How are movies like onions? They both have layers? They both make you cry? They both stink?
Nope. Thanks to the financial regulation bill that President Barack Obama signed in July, movies and onions are the only two commodities whose futures cannot be legally traded in the United States.
In June the Commodity Futures Trading Commission approved exchanges in movie futures, which are essentially bets on films' box office performance.

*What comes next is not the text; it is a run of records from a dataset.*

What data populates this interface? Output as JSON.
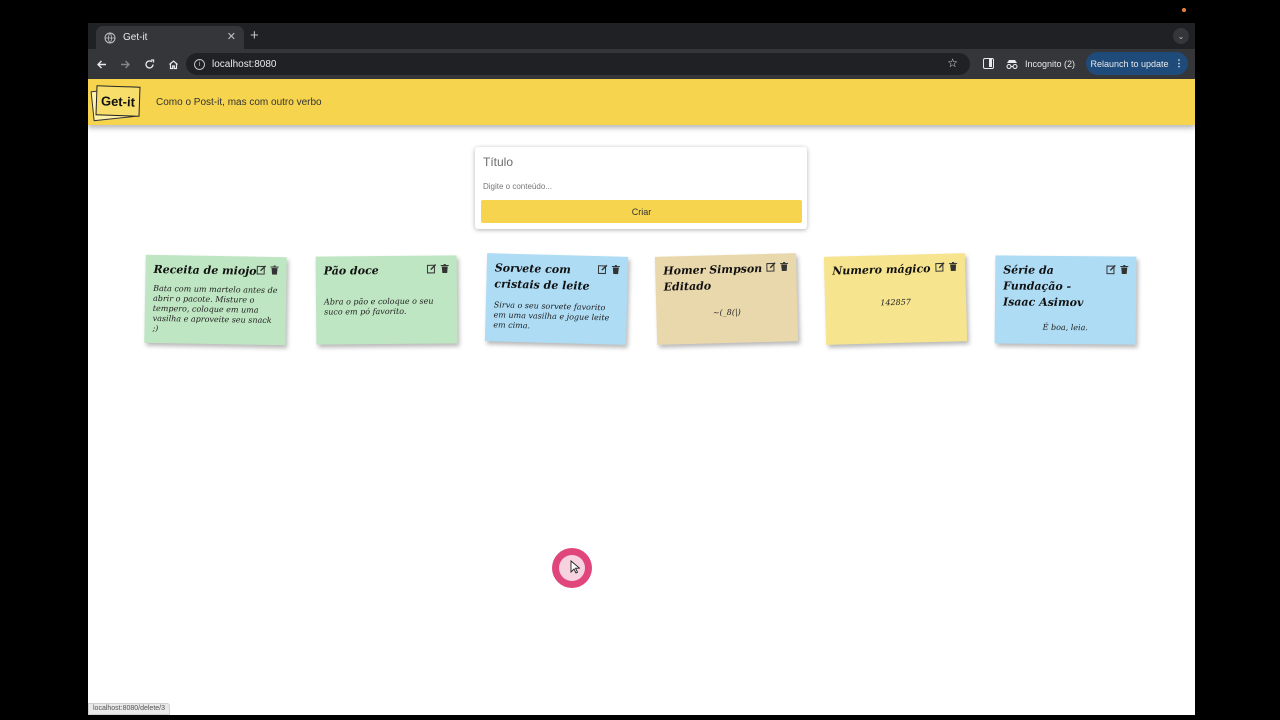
{
  "browser": {
    "tab_title": "Get-it",
    "tab_close": "✕",
    "new_tab": "+",
    "tab_search": "⌄",
    "url": "localhost:8080",
    "incognito_label": "Incognito (2)",
    "relaunch_label": "Relaunch to update",
    "status_url": "localhost:8080/delete/3"
  },
  "app": {
    "logo_text": "Get-it",
    "tagline": "Como o Post-it, mas com outro verbo"
  },
  "form": {
    "title_placeholder": "Título",
    "content_placeholder": "Digite o conteúdo...",
    "create_label": "Criar"
  },
  "notes": [
    {
      "title": "Receita de miojo",
      "body": "Bata com um martelo antes de abrir o pacote. Misture o tempero, coloque em uma vasilha e aproveite seu snack ;)",
      "color": "#bfe6c2"
    },
    {
      "title": "Pão doce",
      "body": "Abra o pão e coloque o seu suco em pó favorito.",
      "color": "#bfe6c2"
    },
    {
      "title": "Sorvete com cristais de leite",
      "body": "Sirva o seu sorvete favorito em uma vasilha e jogue leite em cima.",
      "color": "#aedcf5"
    },
    {
      "title": "Homer Simpson Editado",
      "body": "~(_8(|)",
      "color": "#ead8ad"
    },
    {
      "title": "Numero mágico",
      "body": "142857",
      "color": "#f6e48e"
    },
    {
      "title": "Série da Fundação - Isaac Asimov",
      "body": "É boa, leia.",
      "color": "#aedcf5"
    }
  ],
  "colors": {
    "header_yellow": "#f6d44d",
    "chrome_dark": "#35363a",
    "relaunch_blue": "#1f4b7a"
  }
}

The commission explained that the futures contracts, which were expected to be traded beginning in July, were "intended to allow participants in the motion picture industry to manage the financial risks associated with the production and distribution of motion pictures." But Hollywood studios, worried that the money-earning potential of their films would be hurt by speculation, demanded a statutory ban.

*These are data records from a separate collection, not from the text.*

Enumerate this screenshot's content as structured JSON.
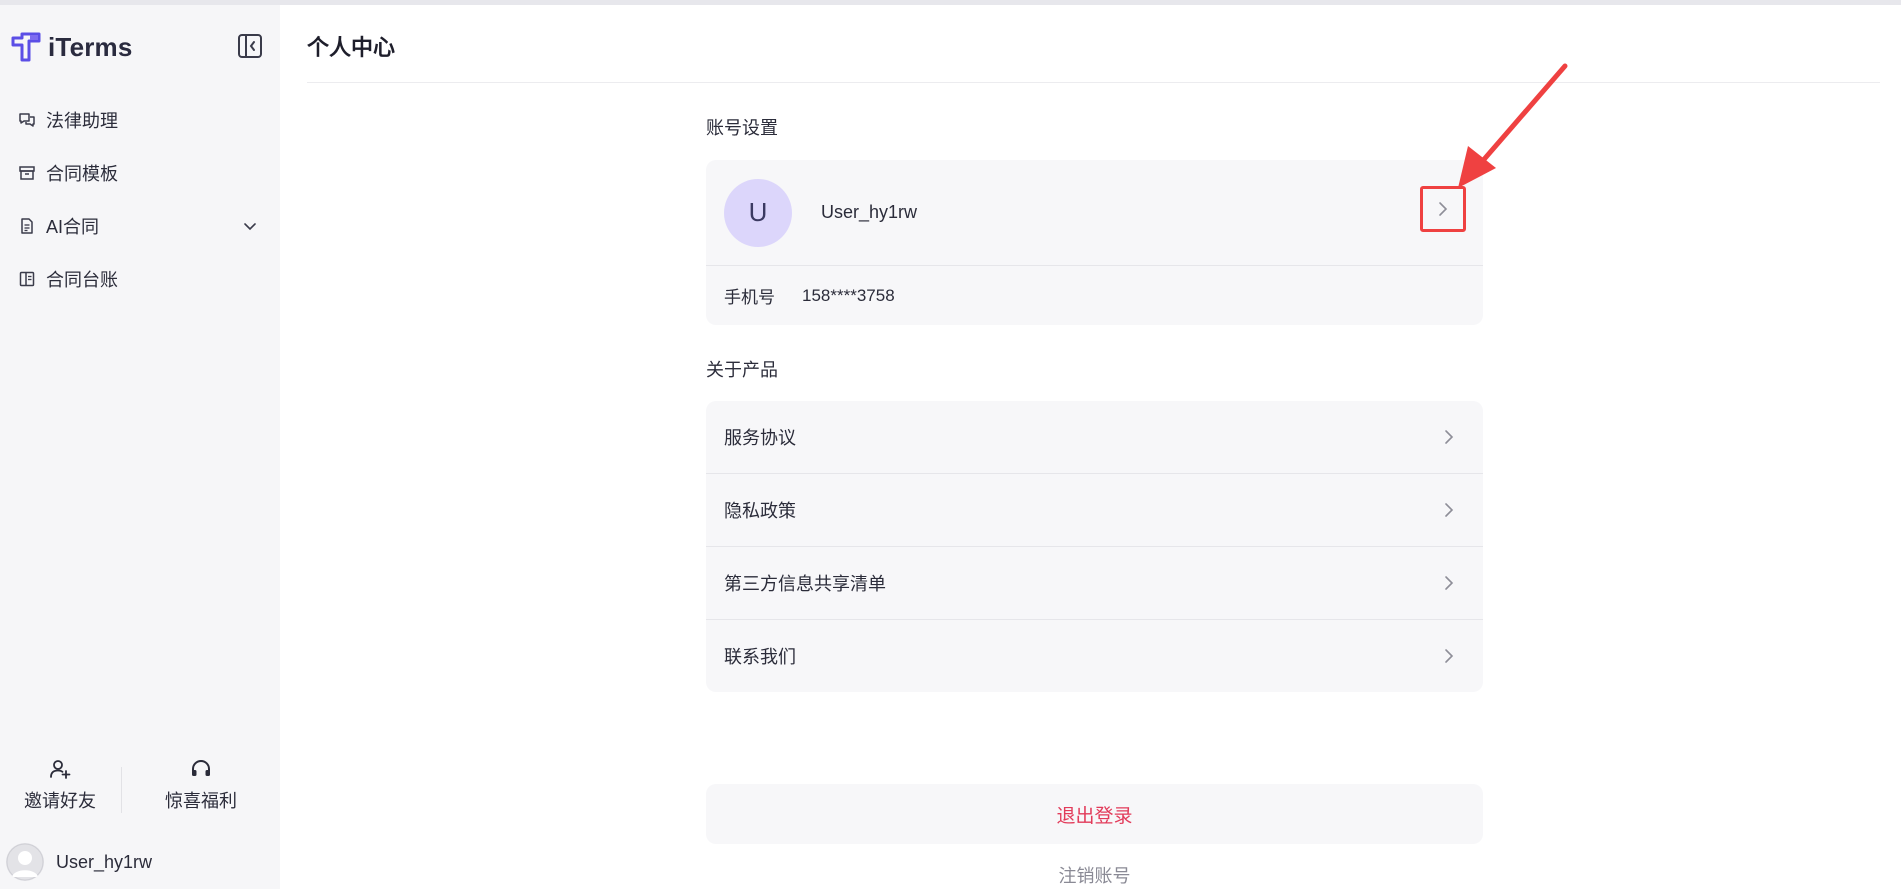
{
  "app": {
    "name": "iTerms"
  },
  "sidebar": {
    "items": [
      {
        "label": "法律助理",
        "icon": "chat-bubbles-icon"
      },
      {
        "label": "合同模板",
        "icon": "archive-box-icon"
      },
      {
        "label": "AI合同",
        "icon": "document-icon",
        "expandable": true
      },
      {
        "label": "合同台账",
        "icon": "ledger-icon"
      }
    ],
    "actions": {
      "invite": "邀请好友",
      "bonus": "惊喜福利"
    },
    "user": {
      "name": "User_hy1rw"
    }
  },
  "main": {
    "title": "个人中心",
    "account_section": {
      "heading": "账号设置",
      "avatar_letter": "U",
      "username": "User_hy1rw",
      "phone_label": "手机号",
      "phone_value": "158****3758"
    },
    "about_section": {
      "heading": "关于产品",
      "items": [
        {
          "label": "服务协议"
        },
        {
          "label": "隐私政策"
        },
        {
          "label": "第三方信息共享清单"
        },
        {
          "label": "联系我们"
        }
      ]
    },
    "logout_label": "退出登录",
    "cancel_account_label": "注销账号"
  },
  "colors": {
    "accent": "#6a52e8",
    "logout": "#e23b5a",
    "annotation": "#ef4141",
    "avatar_bg": "#dcd6fb"
  }
}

Bob Pisano, president of the Motion Picture Association of America, complained that movie futures serve "no public interest and, to the contrary, can significantly harm the motion picture industry and impose new, substantial costs that do not exist today." Onion farmers, who feared that betting on the value of their crop would drive prices down, used similar arguments to win passage of the 1958 ban on trading in onion futures.